Only the steak frites makes me wonder if not everything tastes better with beer. The meat, from the humble shoulder clod (a.k.a. chuck) cut, we’re told, was tender and yielding, but slightly too tangy from its beer brine. A bit of salt perks it up.
Dinner began with piping hot and addictively good bread, incorporating Kichesippi Beer Company’s spent grains, accompanied by two compound butters — a slightly sweet one made with malt, a more bitter option made with hops.
The refined Tuna Crudo presented slices of meltingly tender fish, cured to subtle and good effect in grapefruit-infused Stiegl Radler.
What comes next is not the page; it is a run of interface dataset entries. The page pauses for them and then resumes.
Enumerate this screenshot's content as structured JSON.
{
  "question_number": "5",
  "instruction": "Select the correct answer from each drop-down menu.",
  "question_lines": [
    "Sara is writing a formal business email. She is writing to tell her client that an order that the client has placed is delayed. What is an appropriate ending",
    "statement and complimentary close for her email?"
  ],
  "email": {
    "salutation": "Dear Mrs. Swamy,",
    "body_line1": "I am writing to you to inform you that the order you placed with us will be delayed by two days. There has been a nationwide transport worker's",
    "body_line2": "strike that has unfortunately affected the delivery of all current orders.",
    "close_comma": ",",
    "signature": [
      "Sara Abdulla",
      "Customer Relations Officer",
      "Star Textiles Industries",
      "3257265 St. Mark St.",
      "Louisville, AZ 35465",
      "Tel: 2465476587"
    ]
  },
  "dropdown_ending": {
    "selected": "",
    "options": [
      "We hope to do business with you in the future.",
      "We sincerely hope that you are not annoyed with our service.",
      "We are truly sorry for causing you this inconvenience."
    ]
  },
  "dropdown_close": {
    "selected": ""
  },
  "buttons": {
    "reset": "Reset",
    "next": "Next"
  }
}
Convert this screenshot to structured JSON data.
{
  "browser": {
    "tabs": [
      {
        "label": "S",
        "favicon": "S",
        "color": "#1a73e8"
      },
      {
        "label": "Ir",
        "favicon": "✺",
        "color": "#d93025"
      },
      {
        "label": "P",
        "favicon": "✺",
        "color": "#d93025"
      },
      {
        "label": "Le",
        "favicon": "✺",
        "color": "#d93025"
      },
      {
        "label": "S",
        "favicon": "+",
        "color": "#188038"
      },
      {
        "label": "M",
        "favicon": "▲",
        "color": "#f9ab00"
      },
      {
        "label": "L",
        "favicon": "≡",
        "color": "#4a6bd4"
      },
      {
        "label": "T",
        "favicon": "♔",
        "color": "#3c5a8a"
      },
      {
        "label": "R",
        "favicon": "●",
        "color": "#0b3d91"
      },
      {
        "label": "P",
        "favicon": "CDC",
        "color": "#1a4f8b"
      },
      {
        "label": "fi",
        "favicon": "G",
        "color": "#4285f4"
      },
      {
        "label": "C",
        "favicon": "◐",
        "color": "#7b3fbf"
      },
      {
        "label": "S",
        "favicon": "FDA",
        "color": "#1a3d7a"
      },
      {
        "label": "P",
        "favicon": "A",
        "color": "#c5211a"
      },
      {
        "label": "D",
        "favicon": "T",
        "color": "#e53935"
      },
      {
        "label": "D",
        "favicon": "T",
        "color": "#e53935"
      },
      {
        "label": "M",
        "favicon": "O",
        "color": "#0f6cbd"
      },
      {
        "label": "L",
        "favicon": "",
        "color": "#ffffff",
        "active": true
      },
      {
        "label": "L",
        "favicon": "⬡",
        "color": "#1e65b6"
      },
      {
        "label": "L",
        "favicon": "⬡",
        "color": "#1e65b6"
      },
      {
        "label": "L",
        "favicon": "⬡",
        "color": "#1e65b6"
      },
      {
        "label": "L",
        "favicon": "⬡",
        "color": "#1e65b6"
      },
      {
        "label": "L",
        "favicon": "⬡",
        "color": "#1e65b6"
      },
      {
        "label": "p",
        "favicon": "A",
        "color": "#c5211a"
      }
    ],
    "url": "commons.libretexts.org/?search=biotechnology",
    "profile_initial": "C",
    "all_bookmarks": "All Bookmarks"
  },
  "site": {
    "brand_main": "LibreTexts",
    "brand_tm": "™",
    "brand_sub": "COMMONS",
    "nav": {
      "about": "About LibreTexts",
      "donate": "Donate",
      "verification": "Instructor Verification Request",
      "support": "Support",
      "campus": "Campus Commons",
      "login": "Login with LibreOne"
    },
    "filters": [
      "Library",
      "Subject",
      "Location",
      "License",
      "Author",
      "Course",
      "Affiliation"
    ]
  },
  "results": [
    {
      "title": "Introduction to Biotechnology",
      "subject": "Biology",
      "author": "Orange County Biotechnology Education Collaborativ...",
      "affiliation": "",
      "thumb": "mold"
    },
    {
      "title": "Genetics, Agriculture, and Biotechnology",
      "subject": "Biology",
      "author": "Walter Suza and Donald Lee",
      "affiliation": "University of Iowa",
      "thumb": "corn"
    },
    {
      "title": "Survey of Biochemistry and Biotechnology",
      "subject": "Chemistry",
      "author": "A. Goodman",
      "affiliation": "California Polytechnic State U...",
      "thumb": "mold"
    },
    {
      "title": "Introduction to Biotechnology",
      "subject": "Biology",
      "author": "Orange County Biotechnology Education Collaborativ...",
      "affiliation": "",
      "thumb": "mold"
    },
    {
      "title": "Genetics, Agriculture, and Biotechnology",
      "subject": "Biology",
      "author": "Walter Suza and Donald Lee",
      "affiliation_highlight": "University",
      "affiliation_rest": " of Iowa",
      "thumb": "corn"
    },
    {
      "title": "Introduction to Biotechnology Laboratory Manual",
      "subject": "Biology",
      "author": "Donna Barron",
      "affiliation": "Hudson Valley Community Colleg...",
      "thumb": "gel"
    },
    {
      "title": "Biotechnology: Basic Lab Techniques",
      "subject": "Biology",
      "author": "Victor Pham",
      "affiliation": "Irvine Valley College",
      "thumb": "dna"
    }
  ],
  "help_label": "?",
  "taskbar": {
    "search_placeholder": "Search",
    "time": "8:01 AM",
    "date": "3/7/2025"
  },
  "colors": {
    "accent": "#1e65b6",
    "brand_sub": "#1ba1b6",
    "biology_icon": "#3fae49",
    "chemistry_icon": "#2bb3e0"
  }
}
There was a double dose of salty crunch to the dish from adornments of pigs-ear crackling and dulse, as well acidic, vegetal notes from paper-thin slices of pickled radish. One component, mentioned on the menu, tarragon remoulade, didn’t make it onto the plate, but we didn’t miss it. At $10, the dish is still a steal, even short an element.
Pierogies ($9) were more straightforward but nicely elevated, served in a bowl of roasted potato broth that had admirable intensity to it, and topped with more crackling and green onion.
Both dinner mains impressed. The Kichesippi fried chicken ($24) was a generous helping of breast and thigh, both tasty and tender from a sous-vide bath before a frying finish. In a perfect world, the chicken would have been a bit more crispy, but the tender meat was more important. It was comfort food done with bistro panache, served with twice as many cornbread waffles as I needed (not that I’m complaining), as well as some righteous gravy and slaw on the side.
The bistro’s fish offering ($24) that night was pickerel, which was moist, clean-flavoured and sitting pretty on fingerling potatoes, snap peas, a slather of puréed ramps and some meaty eryngii mushrooms that had been infused with beer through more sous-vide skulduggery. My dining friend found them a bit too beery, but so much was going right on her plate that it scarcely registered.
We were able to manage just one dessert between us that night — the “beer and pretzels” ($9) that in fact amounted to a large Mason jar filled with porter-tinged chocolate pudding, mingled with fig and orange compote and topped with salted caramel mousse, set beside a spindly made-in-house pretzel.
We were two, but still we weren’t able to finish that sweet closer, not for lack of trying. We resolved to succeed next time.
Brothers Beer Bistro
366 Dalhousie St., 613-695-6300, brothersbeerbistro.ca
Hours: open for lunch at 11:30 a.m. and dinner at 5:30 p.m. seven days a week, till 10 p.m. on Sunday and Monday, till 11 p.m. Tuesday to Thursday, till midnight Friday and Saturday
Mains: $16 to $24